■ **Task item**:
Identify the lines in the data below that contain "filename" and give only how many there are.

======== Exercise input

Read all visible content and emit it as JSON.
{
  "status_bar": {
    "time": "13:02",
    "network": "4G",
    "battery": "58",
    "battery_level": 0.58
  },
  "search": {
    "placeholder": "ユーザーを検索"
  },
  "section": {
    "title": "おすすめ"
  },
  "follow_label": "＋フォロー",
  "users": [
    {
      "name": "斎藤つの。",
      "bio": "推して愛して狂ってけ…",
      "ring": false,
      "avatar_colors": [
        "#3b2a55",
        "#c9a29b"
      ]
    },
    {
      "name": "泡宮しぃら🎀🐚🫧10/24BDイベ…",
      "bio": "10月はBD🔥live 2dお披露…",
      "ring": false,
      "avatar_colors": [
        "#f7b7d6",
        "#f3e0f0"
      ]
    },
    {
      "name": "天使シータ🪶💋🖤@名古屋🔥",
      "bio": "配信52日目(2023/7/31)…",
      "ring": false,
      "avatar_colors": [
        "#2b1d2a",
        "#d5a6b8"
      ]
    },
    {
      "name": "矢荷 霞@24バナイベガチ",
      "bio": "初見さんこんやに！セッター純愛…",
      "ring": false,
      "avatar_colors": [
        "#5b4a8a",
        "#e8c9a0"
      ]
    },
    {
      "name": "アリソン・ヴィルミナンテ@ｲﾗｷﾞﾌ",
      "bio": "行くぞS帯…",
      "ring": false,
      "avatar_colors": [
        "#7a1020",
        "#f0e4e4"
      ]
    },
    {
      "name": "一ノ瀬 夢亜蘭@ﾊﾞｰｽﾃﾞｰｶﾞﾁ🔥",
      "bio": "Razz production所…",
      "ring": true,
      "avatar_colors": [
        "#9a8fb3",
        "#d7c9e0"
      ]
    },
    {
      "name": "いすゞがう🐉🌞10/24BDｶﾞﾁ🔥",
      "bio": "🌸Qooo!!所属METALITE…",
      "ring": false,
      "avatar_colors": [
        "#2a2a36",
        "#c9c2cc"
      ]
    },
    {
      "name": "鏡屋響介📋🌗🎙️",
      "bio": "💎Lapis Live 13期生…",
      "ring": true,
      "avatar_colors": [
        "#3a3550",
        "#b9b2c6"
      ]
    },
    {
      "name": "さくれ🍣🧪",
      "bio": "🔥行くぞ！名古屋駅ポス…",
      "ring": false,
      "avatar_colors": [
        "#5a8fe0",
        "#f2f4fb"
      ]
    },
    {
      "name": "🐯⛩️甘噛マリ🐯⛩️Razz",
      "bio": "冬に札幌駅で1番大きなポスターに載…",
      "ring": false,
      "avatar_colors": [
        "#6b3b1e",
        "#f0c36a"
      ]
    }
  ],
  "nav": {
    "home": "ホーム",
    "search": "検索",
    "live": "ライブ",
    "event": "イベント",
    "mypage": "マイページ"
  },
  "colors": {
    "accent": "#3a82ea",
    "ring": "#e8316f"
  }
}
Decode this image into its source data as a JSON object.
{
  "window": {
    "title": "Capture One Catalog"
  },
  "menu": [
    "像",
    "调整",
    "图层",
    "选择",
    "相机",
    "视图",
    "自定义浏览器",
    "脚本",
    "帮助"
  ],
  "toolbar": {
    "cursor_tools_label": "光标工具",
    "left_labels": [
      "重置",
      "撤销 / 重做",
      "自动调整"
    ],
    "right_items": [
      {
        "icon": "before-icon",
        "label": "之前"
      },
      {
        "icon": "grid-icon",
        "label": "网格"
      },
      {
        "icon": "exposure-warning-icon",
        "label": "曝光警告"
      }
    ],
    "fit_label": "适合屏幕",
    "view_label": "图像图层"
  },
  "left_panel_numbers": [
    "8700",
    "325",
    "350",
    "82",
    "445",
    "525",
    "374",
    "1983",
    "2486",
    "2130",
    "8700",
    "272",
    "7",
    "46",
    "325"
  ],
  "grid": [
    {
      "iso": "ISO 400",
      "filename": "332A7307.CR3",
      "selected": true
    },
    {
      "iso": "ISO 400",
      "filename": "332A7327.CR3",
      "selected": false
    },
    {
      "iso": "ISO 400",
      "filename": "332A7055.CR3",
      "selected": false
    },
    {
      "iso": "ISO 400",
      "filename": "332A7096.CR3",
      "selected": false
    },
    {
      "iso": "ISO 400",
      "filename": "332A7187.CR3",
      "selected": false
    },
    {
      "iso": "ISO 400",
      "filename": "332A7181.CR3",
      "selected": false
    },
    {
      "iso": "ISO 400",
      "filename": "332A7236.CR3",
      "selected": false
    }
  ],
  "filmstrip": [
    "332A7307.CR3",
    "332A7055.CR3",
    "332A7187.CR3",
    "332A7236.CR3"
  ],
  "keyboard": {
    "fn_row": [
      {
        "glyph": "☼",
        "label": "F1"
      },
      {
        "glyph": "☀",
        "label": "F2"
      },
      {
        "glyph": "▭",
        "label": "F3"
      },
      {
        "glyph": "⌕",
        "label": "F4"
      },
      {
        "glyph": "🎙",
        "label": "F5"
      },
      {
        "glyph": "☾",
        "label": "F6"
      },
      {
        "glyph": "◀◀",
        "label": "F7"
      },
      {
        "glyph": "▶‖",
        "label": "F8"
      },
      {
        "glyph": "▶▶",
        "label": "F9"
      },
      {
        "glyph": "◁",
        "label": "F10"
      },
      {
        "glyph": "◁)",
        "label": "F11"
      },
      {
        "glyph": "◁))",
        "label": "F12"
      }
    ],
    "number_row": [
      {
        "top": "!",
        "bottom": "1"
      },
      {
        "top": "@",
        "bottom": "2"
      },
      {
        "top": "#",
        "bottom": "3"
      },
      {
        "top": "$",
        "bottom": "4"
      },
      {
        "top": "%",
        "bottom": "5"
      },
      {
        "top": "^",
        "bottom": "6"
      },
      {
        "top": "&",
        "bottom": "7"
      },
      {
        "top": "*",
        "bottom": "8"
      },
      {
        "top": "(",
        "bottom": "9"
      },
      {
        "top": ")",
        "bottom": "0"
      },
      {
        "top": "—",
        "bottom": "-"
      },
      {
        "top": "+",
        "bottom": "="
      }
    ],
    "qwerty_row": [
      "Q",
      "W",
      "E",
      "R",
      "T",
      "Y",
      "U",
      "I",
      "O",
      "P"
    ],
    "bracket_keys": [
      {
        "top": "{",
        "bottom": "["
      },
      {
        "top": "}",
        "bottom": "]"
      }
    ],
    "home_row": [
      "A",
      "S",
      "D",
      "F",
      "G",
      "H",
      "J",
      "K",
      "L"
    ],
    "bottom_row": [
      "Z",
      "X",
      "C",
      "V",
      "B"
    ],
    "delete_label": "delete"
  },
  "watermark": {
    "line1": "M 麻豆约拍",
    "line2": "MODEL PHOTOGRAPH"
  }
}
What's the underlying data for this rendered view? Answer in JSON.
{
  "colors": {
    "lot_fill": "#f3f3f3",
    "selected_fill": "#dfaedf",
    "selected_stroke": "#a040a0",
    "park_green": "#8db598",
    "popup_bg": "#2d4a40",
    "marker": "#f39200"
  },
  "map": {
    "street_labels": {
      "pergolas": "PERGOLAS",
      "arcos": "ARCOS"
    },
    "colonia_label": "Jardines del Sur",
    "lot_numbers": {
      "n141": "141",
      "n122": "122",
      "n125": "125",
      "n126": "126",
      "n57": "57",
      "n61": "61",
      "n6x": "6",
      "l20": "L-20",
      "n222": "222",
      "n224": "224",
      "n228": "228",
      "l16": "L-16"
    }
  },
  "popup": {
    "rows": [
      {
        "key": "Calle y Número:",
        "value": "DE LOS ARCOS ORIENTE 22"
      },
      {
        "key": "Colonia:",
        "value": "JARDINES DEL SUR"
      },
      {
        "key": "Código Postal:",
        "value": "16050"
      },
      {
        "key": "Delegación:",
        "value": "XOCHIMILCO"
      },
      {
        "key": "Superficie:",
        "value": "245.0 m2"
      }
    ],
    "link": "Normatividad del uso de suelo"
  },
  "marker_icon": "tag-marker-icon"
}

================

■ **Solution**:
7